For our February 2017 “Lost City” issue, we remember what time, disasters, and the wrecking ball have taken away.
At the time it closed, nobody said nothin’. But today maybe no lost Cincinnati bauble inspires more gasps than this palace of reading. It was originally supposed to be the opera house, and when the old Cincinnati Library opened at 629 Vine in 1870, it featured the flash and drama of a major stage spectacle. With its towering yet cramped cast-iron book alcoves, vertiginous spiral staircases, and black-and-white checkerboard floors, the old main library was like a Hollywood conception of what a library should look like. The main feature—large cut glass windows and an immense skylight—poured sparkling light across four floors and onto shelves for up to 300,000 books.
Back then, the library’s board had bought a shell of a building and hired James W. McLaughlin, designer of the Cincinnati Art Museum, Shillito’s, and other shacks, to flesh out an eye-popping edifice for the ages. There were busts of William Shakespeare, John Milton, and Benjamin Franklin peeping down from the front entrance. No doubt they approved.
Eventually, the rap was that the Old Main Library was better at storing books than making them accessible to readers. Bean counters vented about the “waste of space” and how it wasn’t modern enough. By the 1920s, the board of directors went so far as to call it “a constant humiliation.” So, instead of finding more storage space, library bigwigs lined up students from the University of Cincinnati and formed a human chain that passed books from the old building to the new one just up the street at 800 Vine—which has a fountain where Franklin, Milton, and Shakespeare still make a splash.

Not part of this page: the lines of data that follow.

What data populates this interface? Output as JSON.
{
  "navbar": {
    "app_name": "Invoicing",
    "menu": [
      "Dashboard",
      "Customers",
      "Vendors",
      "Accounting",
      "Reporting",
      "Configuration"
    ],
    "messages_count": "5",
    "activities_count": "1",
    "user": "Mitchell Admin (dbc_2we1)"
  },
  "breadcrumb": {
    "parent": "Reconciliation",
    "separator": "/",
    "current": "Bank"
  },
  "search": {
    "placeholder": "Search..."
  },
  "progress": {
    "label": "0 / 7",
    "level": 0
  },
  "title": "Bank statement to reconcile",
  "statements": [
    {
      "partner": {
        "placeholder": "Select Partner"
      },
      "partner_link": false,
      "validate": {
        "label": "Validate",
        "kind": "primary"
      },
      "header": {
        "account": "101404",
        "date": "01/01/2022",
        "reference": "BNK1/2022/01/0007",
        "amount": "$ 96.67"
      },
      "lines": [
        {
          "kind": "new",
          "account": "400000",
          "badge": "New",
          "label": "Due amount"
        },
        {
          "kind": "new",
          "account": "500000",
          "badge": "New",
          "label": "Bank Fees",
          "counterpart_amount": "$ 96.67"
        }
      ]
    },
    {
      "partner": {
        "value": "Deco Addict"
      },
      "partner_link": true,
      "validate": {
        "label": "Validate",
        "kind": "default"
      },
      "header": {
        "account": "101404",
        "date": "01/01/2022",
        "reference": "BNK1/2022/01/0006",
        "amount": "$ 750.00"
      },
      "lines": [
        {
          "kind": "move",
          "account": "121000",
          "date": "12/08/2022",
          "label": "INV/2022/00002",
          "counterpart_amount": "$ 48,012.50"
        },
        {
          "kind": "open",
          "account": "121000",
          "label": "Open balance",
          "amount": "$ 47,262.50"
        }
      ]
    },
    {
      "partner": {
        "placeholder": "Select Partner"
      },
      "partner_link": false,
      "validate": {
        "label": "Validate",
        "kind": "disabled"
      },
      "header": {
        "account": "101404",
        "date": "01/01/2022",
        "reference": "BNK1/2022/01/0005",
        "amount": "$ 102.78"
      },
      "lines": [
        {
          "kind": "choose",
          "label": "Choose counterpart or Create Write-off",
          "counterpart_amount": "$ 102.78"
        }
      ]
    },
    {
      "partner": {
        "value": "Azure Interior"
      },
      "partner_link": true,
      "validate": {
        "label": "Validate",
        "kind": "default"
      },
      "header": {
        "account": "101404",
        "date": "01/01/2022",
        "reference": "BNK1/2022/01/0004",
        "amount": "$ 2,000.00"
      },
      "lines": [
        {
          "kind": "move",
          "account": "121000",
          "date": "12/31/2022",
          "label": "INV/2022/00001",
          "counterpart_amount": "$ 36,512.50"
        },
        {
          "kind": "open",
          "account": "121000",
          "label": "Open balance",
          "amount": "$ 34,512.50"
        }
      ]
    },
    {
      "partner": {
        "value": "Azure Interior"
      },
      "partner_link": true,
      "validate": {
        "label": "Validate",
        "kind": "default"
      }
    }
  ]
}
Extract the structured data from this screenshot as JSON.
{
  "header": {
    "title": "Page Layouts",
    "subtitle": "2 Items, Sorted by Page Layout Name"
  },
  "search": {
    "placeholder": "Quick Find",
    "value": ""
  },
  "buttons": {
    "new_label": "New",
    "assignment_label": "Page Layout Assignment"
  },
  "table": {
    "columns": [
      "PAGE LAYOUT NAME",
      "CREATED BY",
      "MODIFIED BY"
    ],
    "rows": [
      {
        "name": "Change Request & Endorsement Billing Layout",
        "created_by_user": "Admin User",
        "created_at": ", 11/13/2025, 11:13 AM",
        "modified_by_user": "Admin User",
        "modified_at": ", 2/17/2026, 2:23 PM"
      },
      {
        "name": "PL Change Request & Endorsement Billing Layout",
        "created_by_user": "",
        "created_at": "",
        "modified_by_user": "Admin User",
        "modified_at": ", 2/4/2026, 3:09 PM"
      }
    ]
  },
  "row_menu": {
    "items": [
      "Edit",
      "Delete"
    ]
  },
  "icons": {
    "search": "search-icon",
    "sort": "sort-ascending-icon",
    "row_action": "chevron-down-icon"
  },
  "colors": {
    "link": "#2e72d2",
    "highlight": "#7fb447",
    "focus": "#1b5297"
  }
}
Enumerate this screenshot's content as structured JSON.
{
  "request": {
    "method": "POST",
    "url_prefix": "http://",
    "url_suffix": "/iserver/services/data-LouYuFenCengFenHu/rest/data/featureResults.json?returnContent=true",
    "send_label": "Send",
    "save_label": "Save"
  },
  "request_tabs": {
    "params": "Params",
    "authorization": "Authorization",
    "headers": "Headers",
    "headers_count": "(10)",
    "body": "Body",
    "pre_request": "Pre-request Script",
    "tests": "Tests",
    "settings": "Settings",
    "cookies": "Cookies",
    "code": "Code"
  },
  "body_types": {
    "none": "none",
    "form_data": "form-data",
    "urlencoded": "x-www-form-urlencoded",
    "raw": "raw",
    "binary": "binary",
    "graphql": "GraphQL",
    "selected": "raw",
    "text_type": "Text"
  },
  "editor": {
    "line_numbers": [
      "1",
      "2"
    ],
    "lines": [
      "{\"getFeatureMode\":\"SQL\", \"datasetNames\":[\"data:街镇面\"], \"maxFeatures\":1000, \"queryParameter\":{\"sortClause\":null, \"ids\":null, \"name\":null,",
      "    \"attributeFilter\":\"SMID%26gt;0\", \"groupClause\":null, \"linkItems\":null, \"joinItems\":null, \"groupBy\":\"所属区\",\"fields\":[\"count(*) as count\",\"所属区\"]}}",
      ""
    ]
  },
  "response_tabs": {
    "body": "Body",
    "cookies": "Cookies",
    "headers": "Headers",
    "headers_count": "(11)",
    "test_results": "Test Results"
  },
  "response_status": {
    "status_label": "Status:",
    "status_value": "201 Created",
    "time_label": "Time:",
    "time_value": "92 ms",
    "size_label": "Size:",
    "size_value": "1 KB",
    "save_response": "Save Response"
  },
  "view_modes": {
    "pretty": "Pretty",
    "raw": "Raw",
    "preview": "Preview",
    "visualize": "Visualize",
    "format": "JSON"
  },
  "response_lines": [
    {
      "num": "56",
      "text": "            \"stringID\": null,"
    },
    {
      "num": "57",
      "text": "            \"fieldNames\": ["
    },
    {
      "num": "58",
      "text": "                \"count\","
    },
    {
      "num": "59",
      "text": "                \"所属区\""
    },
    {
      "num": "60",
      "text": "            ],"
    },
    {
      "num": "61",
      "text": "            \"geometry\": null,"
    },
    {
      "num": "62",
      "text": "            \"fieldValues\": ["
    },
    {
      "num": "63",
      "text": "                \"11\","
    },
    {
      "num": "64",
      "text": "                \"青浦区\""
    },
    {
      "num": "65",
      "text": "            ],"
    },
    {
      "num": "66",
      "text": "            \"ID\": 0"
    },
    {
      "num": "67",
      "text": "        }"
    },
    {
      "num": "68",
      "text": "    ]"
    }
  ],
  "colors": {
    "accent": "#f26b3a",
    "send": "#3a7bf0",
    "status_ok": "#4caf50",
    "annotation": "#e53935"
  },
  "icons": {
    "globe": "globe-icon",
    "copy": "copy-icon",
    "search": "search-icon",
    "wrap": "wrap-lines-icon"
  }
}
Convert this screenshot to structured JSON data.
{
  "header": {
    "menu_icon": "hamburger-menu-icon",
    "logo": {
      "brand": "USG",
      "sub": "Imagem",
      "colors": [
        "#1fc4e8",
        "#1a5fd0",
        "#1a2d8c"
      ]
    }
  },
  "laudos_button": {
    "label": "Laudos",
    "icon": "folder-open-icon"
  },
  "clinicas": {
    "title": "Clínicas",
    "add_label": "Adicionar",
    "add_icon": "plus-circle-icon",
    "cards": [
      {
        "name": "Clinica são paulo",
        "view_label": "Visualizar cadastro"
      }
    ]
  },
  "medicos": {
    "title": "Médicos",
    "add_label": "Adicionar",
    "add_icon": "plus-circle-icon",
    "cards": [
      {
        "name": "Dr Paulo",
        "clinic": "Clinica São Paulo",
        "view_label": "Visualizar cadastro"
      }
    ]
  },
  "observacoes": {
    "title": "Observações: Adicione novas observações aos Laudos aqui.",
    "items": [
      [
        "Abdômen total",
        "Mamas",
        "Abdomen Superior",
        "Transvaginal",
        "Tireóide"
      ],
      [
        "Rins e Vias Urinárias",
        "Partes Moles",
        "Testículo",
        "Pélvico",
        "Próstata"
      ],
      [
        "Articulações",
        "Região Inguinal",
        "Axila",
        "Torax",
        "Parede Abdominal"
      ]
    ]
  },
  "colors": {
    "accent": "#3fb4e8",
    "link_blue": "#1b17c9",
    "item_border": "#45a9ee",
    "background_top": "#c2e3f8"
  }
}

Scroll through our gallery to view more photos of the Old Main Library:
Photographs from the Collection of The Public Library of Cincinnati and Hamilton County